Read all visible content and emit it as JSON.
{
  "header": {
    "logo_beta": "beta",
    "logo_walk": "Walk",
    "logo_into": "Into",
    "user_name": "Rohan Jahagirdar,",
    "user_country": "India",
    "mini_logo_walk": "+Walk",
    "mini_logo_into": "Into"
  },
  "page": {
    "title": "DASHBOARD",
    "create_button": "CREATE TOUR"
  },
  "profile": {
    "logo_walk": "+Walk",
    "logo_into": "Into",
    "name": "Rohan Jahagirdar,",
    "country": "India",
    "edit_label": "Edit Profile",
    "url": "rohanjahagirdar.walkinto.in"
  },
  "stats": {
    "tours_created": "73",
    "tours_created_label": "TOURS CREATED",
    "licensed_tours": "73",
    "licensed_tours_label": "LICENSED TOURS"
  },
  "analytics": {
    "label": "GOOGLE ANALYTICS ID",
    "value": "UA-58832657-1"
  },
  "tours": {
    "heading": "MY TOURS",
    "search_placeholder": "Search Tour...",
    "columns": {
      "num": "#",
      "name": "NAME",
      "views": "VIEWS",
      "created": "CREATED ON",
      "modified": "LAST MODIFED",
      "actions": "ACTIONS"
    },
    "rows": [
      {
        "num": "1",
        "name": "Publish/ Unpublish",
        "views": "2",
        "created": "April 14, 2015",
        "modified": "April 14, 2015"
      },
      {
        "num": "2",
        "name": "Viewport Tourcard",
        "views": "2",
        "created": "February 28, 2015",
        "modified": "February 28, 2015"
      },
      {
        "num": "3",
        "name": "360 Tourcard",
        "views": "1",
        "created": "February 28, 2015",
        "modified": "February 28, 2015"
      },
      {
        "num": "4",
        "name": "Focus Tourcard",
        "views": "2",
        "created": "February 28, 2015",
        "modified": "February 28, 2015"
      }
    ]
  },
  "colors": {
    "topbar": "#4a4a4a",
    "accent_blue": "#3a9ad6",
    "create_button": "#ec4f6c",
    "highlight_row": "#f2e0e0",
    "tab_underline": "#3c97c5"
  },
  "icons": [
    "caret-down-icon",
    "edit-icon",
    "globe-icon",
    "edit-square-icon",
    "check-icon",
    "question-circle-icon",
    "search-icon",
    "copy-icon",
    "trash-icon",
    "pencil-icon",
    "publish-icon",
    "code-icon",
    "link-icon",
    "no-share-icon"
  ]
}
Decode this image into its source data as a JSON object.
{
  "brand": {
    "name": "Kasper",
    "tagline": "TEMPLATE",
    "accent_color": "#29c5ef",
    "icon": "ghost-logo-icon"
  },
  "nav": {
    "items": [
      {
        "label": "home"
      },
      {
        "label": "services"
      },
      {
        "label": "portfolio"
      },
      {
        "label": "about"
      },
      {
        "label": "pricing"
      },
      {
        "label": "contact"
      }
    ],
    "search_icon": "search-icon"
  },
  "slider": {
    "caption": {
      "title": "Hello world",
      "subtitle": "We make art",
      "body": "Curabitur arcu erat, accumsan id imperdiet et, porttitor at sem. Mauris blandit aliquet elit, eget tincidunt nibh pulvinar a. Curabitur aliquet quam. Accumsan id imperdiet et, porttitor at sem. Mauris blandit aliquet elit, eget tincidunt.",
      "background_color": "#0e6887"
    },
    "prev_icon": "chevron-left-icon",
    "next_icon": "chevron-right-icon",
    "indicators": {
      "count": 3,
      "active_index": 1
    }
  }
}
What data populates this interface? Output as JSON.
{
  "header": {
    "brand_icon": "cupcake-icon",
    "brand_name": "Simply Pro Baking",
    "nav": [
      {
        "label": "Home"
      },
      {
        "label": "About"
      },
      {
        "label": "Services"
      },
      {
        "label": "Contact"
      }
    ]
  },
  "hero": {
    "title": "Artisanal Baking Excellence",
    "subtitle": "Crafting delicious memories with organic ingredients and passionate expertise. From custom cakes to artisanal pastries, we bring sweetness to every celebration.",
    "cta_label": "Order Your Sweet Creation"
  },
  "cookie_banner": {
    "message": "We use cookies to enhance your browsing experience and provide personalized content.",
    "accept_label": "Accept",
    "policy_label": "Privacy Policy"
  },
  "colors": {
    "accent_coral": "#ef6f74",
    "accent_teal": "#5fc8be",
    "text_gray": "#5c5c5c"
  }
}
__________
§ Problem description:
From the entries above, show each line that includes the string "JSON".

§ Reply:
Read all visible content and emit it as JSON.
Decode this image into its source data as a JSON object.
What data populates this interface? Output as JSON.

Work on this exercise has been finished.